- [SUPPLIED DATA]:
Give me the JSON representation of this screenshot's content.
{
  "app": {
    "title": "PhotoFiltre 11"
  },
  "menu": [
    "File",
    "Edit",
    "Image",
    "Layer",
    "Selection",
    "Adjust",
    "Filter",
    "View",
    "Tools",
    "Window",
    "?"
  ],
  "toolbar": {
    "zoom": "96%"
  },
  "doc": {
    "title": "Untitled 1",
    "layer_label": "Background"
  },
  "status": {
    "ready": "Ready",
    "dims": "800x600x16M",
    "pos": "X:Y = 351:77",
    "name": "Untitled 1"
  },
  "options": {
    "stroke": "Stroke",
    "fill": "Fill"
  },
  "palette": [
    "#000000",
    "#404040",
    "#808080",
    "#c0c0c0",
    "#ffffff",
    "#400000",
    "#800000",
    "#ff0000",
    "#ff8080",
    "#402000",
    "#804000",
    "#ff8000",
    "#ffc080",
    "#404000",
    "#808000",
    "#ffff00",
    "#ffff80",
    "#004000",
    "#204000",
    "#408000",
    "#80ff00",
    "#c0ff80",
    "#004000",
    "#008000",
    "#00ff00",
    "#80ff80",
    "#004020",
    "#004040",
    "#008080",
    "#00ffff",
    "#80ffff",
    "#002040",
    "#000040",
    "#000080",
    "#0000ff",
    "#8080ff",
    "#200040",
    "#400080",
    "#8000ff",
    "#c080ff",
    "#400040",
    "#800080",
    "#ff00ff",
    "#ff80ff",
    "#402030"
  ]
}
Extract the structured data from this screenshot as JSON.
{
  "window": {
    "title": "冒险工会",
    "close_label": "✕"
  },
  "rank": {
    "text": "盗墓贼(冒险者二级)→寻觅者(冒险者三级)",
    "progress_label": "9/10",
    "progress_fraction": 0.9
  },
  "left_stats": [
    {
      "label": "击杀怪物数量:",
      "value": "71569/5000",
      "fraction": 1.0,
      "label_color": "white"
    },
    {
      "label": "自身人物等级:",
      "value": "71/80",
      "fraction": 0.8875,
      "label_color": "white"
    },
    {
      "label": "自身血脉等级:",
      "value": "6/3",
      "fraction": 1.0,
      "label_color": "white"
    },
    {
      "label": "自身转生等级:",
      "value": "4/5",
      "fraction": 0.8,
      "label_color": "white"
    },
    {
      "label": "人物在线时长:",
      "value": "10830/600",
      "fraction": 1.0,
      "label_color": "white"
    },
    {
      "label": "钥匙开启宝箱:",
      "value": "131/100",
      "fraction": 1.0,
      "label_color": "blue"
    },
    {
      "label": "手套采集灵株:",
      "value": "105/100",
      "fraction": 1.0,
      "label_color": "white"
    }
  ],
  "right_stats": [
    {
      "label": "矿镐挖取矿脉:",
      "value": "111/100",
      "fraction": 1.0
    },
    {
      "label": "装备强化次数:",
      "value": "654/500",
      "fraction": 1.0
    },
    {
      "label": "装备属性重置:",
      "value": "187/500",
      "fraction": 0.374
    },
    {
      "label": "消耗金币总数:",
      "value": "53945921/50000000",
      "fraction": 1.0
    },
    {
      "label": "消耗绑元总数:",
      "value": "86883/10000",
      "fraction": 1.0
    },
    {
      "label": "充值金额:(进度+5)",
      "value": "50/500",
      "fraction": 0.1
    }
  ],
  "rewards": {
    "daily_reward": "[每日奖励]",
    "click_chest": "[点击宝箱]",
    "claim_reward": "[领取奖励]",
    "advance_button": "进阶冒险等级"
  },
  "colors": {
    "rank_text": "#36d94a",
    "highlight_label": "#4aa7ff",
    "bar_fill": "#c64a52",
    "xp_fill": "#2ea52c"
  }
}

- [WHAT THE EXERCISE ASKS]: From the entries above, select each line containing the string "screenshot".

- [ANSWER SECTION]:
Give me the JSON representation of this screenshot's content.
Extract the structured data from this screenshot as JSON.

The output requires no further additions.